These Dakotas were used for transport purposes and thus equipped with box-like metal metal seats fitted like benches to each side of the fuselage. The metal floor could readily reverberate the slightest sound and a pre-arranged signal for the removal of all footware was given, before they were waved on, to board the lead Dakota. There was no need of appeals for silence in this moment of climactic tension.
Joseph Bernát took his place at the controls, followed by Karel, who slipped into the co-pilot’s seat. Luckily both engines fired instantly, but as the instrument needles sprang into action, they noted with alarm, the extent to which the afternoon test-flight had depleted the fuel tank. It would be touch and go, but a bridge to be crossed later. Meantime, they were just thankful to roar down the runway and soar toward Western skies, away from a still inert Kbely.
Once airborne, the experienced wireless operator made contact with Frankfurt, Germany, which base was under American administration and a rather surprised, but helpful American Air Traffic Controller beamed them on course, to that point, before they passed over and tuned in to R.A.F. Station, Manston, Kent, who were even more surprised to learn of their approach. It was no accident that Manston had been chosen as their goal; most of the men who had seen service with the Royal Air Force had been stationed there and knew it well.
In the dank fuselage the cold was intense and the passengers huddled together in an attempt to keep warm. From time to time, a bottle of whisky was passed round to help ward off the chill, its purpose strictly medicinal, for it was much too premature to anticipate a celebration.
On the flight deck anxious eyes were riveted upon the fuel gauge and when they were still only mid-way across the English Channel, the needle registered empty. They positively willed the ‘plane onwards, across the coastline and down on to the far reaches of Manston Aerodrome. No sooner were all wheels on the ground, than the engines cut out, the tanks bone dry.
But no matter that they were unable to obey taxiing instructions to an allotted dispersal point – miraculously they had done it. The months of planning, the last-minute setbacks, the discomfort and suspense of the four-hour long flight, were all now behind them. Relief gave way to exuberance as the two women, two young boys and seventeen men tumbled from the ‘plane with excited cries of “Hooray, freedom. We have arrived,” and “It’s wonderful to be in England.”

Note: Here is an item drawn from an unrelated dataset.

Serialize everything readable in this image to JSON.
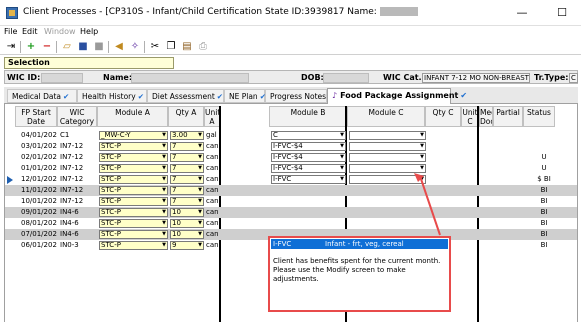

Even as they had touched down, a large R.A.F. lorry was on its way to meet them and, in the charge of a somewhat overwhelmed Duty Officer, they were taken to the Mess. There, the first question asked of them was whether they carried any firearms and after a blanket had been spread they gladly surrendered the considerable little arsenal, for which they had no further need. A welcome meal followed, then they slept, tranquil at last, in the certainty that here no intruder might pounce and bring terror to their hearts.